Deputies from the Washoe County Sheriff’s Office freed a trapped bear near Lake Tahoe in California.
In a post on social media, posted by officials on May 28, a black bear was found trapped inside a car at a South Lake Tahoe residence.
The Incline Patrol officers who responded to the call put their heads together, and devised a plan for safely releasing the bear.
A deputy is seen in the video tying a yellow rope around the handle of the backseat car door and backing off to a safe distance. Hidden behind a large tree, the deputy pulls the rope on the backseat door to open it. A big brown bear jumps out.
Video shows the bear running off into woods. The video ends with photos of the interior of the vehicle, which has been heavily damaged by an obviously angry bear.
Officials said that spring is a time of activity for the Tahoe bear population. It’s a reminder to always be on guard when you are enjoying nature.
The Washoe County Sheriff’s Office has shared a few tips on how to prevent “unwelcome” bear visits.
Be aware of the presence of food packaging, coolers and scented products in your vehicle. Avoid leaving food inside cars. “Don’t leave trash outside. Dispose of it inside designated bear-proof receptacles (not near them),” the sheriff’s department said.
Above all else, “Do Not Feed the Bears!”
In the United States, bear attacks are rare. However, victims have been seriously injured or killed. There are guidelines from the National Park Service for encounters with bears, which may reduce the danger.
The National Park Service website says that “Your safety may depend on your abilities to calm down the bear.” Stay calm if a bear surprises you. If the bear is unaware of your existence, do not surprise it.
According to the guidelines, you should keep your distance and avoid shocking an animal. If it starts to pay attention to you, there are a few strategies you can use.
Stay calm if you are confronted by a bear. Speak in a low voice and gently move your arms to make the bear see you as a person and not prey. Avoid screams or sudden movements. Pick up any small children you have with you and prevent them from making loud noises or screaming, which the bear may mistakenly identify as a predator.
Bears will avoid you if you hike and travel in groups. Bears are intimidated by large groups. Make yourself appear as large as possible if you’re alone. You can do this by moving higher up.
Bears can climb up trees. Avoid running, or the bear may chase you. Standing your ground and moving slowly sideways away from the bear if it is stationary will make you appear less threatening.

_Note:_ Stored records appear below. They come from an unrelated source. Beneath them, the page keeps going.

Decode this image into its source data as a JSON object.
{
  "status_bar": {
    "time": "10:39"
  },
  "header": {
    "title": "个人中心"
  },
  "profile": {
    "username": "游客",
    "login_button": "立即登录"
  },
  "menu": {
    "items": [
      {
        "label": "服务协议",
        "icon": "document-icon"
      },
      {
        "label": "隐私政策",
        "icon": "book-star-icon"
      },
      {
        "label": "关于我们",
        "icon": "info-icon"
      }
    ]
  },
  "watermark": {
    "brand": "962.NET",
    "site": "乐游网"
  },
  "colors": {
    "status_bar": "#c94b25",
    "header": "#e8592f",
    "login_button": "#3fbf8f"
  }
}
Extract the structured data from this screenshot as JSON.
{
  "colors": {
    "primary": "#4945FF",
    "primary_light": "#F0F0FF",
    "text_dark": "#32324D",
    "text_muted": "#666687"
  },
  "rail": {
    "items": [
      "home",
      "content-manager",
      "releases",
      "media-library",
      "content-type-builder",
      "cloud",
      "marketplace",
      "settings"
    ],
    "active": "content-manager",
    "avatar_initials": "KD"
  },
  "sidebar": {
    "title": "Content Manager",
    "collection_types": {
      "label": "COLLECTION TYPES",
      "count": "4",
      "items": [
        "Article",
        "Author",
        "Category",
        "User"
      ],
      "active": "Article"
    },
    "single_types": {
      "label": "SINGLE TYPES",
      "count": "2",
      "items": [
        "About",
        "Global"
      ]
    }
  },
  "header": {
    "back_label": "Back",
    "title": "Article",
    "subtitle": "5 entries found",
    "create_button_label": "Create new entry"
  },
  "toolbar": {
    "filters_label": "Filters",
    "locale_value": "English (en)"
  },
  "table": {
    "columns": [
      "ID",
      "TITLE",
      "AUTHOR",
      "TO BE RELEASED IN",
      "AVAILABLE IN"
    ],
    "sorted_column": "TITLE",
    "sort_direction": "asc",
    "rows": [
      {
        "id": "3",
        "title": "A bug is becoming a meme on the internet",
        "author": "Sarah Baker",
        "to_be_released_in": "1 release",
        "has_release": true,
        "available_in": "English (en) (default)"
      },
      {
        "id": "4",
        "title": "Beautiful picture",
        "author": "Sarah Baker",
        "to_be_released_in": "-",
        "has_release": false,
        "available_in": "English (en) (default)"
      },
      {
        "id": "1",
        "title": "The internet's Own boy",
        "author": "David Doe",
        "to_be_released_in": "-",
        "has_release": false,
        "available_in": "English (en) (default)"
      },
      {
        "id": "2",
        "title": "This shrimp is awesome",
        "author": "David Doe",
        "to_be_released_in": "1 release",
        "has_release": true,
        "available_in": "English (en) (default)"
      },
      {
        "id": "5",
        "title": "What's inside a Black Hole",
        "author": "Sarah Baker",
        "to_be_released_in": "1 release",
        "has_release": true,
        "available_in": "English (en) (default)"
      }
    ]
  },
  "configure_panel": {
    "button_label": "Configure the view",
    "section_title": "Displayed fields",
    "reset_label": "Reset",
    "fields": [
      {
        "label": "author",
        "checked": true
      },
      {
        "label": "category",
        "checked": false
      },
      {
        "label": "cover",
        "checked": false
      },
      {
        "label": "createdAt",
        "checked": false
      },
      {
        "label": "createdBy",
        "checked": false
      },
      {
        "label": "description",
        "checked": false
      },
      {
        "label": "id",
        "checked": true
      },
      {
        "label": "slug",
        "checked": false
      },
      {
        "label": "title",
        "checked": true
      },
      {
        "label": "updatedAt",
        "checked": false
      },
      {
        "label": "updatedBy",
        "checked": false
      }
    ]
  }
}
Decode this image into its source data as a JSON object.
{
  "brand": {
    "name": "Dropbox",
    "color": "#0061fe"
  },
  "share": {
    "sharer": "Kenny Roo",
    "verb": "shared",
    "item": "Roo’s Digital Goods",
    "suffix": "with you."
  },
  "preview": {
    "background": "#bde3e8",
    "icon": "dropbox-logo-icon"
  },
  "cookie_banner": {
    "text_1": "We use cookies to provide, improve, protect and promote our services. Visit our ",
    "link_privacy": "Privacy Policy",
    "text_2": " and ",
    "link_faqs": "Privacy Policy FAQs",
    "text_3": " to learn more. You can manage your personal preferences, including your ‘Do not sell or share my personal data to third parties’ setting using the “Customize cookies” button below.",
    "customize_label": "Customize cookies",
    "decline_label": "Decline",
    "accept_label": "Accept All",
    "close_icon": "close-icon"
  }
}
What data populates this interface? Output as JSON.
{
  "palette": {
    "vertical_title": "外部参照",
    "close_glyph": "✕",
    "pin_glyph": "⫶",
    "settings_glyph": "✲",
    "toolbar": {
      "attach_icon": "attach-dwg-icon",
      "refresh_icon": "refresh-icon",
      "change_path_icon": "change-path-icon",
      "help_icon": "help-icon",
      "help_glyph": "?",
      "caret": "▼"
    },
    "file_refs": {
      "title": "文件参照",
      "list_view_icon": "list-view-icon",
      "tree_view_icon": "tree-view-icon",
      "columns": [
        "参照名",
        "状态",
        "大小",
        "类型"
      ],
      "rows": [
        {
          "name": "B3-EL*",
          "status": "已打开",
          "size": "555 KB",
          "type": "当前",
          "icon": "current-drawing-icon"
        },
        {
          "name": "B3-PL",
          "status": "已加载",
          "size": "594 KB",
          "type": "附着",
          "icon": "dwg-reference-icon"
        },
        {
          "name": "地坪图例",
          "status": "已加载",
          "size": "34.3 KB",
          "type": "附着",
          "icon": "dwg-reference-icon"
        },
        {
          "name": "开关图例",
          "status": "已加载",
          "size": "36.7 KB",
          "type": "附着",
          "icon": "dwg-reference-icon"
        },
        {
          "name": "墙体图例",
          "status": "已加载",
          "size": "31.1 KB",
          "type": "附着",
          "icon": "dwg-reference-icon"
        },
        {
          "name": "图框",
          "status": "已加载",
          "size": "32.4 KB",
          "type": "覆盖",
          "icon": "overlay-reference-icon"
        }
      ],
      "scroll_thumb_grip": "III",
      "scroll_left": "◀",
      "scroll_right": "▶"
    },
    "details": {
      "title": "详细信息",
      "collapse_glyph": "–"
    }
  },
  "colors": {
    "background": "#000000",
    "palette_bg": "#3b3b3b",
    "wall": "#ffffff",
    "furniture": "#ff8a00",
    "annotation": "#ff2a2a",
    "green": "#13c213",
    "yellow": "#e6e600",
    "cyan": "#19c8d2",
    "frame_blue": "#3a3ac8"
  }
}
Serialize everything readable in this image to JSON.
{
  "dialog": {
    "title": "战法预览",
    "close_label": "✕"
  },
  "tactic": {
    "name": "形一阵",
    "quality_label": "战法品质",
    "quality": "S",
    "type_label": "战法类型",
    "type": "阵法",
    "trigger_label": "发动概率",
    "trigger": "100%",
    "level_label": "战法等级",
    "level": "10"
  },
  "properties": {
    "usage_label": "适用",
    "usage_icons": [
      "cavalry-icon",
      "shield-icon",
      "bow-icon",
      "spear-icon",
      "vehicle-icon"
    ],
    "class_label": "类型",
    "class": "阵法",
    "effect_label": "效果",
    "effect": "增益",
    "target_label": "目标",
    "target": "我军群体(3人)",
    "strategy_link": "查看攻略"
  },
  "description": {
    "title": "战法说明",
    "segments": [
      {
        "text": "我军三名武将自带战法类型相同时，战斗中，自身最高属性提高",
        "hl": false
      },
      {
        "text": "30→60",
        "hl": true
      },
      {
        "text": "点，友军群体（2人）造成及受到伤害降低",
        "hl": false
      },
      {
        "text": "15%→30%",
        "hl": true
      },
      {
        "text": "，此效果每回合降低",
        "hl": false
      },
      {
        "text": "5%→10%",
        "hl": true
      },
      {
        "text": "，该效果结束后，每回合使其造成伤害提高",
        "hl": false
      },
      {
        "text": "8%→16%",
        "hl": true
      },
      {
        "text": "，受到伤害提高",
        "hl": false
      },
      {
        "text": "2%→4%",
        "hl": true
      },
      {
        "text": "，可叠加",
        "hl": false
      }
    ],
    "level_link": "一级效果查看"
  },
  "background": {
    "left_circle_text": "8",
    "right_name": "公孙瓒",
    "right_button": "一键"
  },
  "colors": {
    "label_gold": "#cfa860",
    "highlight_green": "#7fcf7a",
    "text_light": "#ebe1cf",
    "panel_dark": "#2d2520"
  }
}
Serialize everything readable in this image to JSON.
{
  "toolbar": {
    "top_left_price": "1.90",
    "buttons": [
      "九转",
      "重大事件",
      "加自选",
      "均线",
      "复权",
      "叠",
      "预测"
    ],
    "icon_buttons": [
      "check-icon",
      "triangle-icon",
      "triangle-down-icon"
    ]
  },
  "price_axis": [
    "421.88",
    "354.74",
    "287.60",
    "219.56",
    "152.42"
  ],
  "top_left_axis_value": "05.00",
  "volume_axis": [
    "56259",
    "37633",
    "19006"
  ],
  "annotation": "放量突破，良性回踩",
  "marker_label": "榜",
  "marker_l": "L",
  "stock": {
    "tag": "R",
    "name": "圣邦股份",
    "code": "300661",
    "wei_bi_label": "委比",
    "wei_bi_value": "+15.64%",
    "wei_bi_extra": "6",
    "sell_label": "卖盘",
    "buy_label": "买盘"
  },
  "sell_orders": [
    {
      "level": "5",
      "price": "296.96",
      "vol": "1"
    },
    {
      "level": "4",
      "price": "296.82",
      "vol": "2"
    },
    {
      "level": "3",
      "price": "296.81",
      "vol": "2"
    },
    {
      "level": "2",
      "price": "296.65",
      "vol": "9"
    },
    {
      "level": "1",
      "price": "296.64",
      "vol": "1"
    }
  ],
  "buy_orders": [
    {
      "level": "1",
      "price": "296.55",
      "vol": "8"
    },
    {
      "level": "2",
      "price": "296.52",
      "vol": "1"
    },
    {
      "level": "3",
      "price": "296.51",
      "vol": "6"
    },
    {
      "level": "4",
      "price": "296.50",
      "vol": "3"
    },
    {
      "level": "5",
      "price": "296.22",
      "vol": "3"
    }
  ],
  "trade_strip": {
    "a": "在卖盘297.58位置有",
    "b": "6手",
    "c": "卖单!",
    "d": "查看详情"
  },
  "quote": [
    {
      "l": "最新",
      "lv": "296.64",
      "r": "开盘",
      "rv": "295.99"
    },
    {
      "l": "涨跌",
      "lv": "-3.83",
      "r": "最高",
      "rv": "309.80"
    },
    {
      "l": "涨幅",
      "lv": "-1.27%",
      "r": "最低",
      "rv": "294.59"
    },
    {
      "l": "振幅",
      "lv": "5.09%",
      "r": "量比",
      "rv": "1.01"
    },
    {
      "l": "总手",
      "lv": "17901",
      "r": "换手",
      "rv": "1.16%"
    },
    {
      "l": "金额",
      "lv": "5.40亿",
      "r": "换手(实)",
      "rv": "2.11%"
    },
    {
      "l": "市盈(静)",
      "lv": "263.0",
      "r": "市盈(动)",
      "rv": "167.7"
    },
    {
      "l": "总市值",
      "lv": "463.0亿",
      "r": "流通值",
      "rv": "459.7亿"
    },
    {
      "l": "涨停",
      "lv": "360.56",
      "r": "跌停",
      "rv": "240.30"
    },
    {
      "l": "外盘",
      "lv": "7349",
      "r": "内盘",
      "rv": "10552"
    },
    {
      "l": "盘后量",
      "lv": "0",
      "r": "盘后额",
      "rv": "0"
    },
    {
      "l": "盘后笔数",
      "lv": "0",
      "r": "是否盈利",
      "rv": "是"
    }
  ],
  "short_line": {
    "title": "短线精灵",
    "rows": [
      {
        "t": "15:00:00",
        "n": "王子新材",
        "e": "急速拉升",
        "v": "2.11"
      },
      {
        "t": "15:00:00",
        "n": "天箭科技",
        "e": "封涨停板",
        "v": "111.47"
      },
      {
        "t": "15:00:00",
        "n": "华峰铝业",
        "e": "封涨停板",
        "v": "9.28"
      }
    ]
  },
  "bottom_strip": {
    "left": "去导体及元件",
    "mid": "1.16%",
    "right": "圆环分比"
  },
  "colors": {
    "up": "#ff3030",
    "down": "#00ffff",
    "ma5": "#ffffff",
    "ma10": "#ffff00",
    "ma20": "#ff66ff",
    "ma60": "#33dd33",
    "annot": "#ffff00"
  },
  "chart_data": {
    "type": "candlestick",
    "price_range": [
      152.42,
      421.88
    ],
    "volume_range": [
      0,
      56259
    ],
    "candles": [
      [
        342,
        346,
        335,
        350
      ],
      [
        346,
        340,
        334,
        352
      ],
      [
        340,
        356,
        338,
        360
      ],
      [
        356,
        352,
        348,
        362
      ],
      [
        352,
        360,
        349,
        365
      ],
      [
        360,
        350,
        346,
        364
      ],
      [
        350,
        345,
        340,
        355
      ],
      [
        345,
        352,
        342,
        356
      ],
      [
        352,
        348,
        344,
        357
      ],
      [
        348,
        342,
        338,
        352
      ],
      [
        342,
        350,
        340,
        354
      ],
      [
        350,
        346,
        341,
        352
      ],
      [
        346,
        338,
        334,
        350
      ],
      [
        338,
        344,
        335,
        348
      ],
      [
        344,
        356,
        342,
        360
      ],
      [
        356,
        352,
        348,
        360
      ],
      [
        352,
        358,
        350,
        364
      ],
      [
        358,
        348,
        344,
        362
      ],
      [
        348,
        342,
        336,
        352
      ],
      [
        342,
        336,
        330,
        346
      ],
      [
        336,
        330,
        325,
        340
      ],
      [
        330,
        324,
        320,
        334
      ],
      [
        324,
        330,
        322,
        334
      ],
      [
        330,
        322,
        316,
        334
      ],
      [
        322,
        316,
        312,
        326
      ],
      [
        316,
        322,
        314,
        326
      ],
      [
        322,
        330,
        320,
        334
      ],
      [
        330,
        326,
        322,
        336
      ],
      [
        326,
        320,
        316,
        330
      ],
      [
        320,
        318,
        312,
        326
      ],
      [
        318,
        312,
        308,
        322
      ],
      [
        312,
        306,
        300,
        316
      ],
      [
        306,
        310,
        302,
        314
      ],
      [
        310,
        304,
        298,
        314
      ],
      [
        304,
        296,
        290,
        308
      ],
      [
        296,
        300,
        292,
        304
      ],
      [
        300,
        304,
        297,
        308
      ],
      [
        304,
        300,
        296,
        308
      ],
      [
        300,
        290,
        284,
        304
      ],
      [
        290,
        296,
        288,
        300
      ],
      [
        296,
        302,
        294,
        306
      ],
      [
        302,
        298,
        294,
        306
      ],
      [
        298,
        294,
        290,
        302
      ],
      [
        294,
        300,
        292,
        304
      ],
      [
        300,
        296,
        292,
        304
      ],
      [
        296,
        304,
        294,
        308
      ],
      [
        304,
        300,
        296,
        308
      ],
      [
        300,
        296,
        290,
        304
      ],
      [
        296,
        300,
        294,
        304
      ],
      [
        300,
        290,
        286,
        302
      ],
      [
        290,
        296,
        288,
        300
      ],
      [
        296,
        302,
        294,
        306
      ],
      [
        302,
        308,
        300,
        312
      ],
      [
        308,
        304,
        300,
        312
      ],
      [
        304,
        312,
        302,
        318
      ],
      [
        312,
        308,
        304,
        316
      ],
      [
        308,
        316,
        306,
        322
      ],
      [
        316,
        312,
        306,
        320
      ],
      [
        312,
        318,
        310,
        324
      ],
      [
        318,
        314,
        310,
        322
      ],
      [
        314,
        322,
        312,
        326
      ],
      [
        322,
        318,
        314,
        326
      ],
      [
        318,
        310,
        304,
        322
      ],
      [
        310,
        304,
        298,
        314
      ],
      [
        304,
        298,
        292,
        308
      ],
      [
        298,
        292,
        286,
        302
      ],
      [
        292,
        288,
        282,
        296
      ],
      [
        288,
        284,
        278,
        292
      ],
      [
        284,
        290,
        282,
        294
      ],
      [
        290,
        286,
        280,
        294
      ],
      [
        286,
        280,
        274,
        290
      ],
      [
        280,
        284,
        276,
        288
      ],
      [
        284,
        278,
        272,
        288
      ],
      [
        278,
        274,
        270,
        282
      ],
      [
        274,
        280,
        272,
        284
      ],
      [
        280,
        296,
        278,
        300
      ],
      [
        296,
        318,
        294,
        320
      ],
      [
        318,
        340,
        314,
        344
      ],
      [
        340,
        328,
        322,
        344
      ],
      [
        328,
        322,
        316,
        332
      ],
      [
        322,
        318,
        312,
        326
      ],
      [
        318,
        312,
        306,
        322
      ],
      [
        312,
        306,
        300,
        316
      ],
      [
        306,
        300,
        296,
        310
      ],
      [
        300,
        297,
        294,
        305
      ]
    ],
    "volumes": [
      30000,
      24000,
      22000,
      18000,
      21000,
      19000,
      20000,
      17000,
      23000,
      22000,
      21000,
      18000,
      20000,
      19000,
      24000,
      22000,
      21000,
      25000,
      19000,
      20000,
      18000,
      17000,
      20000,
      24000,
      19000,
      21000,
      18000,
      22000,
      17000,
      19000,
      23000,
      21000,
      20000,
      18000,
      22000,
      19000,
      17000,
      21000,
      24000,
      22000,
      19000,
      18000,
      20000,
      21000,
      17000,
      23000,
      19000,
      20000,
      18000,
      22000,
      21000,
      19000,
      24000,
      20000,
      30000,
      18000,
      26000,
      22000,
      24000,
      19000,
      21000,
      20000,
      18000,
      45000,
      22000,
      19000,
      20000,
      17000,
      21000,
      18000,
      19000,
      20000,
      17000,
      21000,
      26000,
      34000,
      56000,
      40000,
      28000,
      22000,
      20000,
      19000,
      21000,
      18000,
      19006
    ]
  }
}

It is important to never interfer with a mother bear and her cubs. If you think that a mother bear is a threat to her cubs then the likelihood of an attack increases.